--- Exercise input ---

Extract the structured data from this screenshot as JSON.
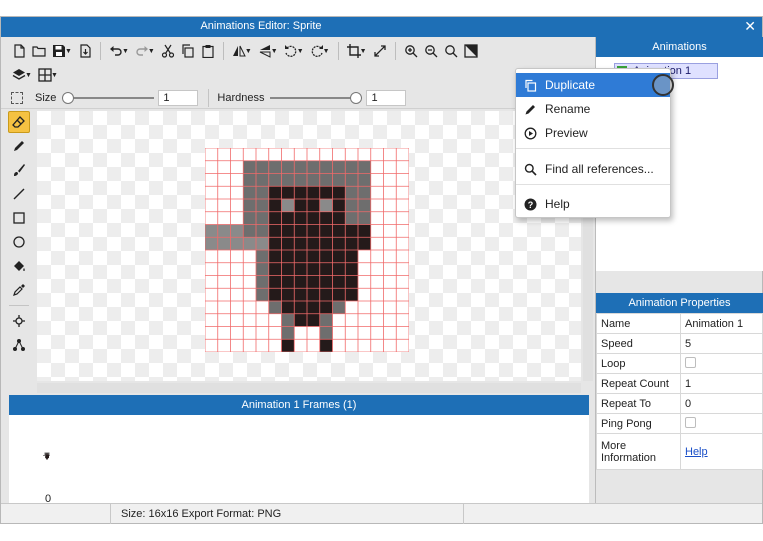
{
  "window": {
    "title": "Animations Editor: Sprite"
  },
  "options": {
    "size_label": "Size",
    "size_value": "1",
    "hardness_label": "Hardness",
    "hardness_value": "1",
    "size_level": 0,
    "hardness_level": 1
  },
  "frames": {
    "title": "Animation 1 Frames (1)",
    "items": [
      {
        "index": "0"
      }
    ]
  },
  "status": {
    "text": "Size: 16x16   Export Format: PNG"
  },
  "animations": {
    "title": "Animations",
    "items": [
      {
        "label": "Animation 1",
        "color": "#3aa33a"
      }
    ]
  },
  "properties": {
    "title": "Animation Properties",
    "rows": [
      {
        "key": "Name",
        "value": "Animation 1",
        "type": "text"
      },
      {
        "key": "Speed",
        "value": "5",
        "type": "text"
      },
      {
        "key": "Loop",
        "value": "",
        "type": "checkbox"
      },
      {
        "key": "Repeat Count",
        "value": "1",
        "type": "text"
      },
      {
        "key": "Repeat To",
        "value": "0",
        "type": "text"
      },
      {
        "key": "Ping Pong",
        "value": "",
        "type": "checkbox"
      },
      {
        "key": "More Information",
        "value": "Help",
        "type": "link"
      }
    ]
  },
  "context_menu": {
    "items": [
      {
        "label": "Duplicate",
        "icon": "duplicate-icon",
        "highlighted": true
      },
      {
        "label": "Rename",
        "icon": "pencil-icon"
      },
      {
        "label": "Preview",
        "icon": "play-icon"
      },
      {
        "label": "Find all references...",
        "icon": "search-icon"
      },
      {
        "label": "Help",
        "icon": "help-icon"
      }
    ]
  },
  "colors": {
    "accent": "#1e6fb6",
    "menu_highlight": "#2f7bd6",
    "grid": "#f06a6a",
    "dark": "#241a1a",
    "mid": "#6e6e6e",
    "light": "#a5a5a5",
    "eye": "#8a8a8a"
  },
  "sprite": {
    "size": 16,
    "rows": [
      "................",
      "...MMMMMMMMMM...",
      "...MMMMMMMMMM...",
      "...MMDDDDDDMM...",
      "...MMDLDDLDMM...",
      "...MMDDDDDDMM...",
      "LLLMMDDDDDDDD...",
      "LLLLLDDDDDDDD...",
      "....MDDDDDDD....",
      "....MDDDDDDD....",
      "....MDDDDDDD....",
      "....MDDDDDDD....",
      ".....MDDDDM.....",
      "......MDDM......",
      "......M..M......",
      "......D..D......"
    ]
  }
}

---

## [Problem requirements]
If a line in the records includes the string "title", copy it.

## [Reply]
    "title": "Animations Editor: Sprite"
    "title": "Animation 1 Frames (1)",
    "title": "Animations",
    "title": "Animation Properties",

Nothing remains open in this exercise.